TASK => Filter the records below down to lines containing "icon".

Web page and app entries
━━━━━━━━━━

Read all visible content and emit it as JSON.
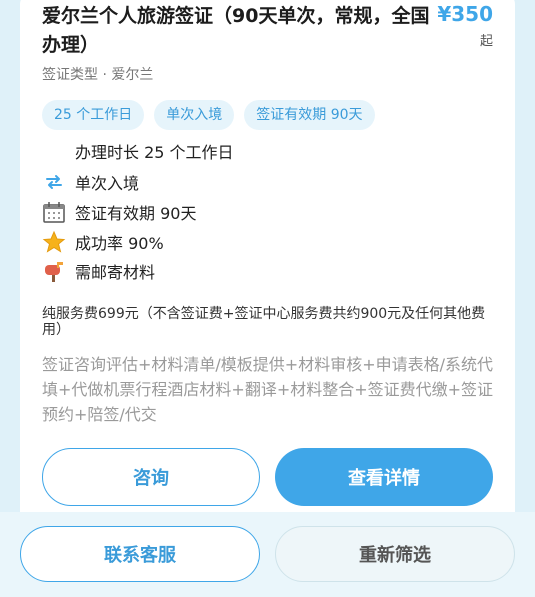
{
  "card": {
    "title": "爱尔兰个人旅游签证（90天单次，常规，全国办理）",
    "price": "¥350",
    "price_suffix": "起",
    "subtitle": "签证类型 · 爱尔兰",
    "tags": [
      "25 个工作日",
      "单次入境",
      "签证有效期 90天"
    ],
    "features": [
      {
        "icon": "clock-icon",
        "text": "办理时长 25 个工作日"
      },
      {
        "icon": "repeat-icon",
        "text": "单次入境"
      },
      {
        "icon": "calendar-icon",
        "text": "签证有效期 90天"
      },
      {
        "icon": "star-icon",
        "text": "成功率 90%"
      },
      {
        "icon": "mailbox-icon",
        "text": "需邮寄材料"
      }
    ],
    "fee_note": "纯服务费699元（不含签证费+签证中心服务费共约900元及任何其他费用）",
    "services": "签证咨询评估+材料清单/模板提供+材料审核+申请表格/系统代填+代做机票行程酒店材料+翻译+材料整合+签证费代缴+签证预约+陪签/代交",
    "consult_label": "咨询",
    "detail_label": "查看详情"
  },
  "bottom": {
    "contact_label": "联系客服",
    "refilter_label": "重新筛选"
  },
  "colors": {
    "accent": "#3fa6e8",
    "tag_bg": "#e6f4fb",
    "page_bg": "#dff1f9"
  }
}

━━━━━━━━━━

WRITTEN SOLUTION =>
        "icon": "clock-icon",
        "icon": "repeat-icon",
        "icon": "calendar-icon",
        "icon": "star-icon",
        "icon": "mailbox-icon",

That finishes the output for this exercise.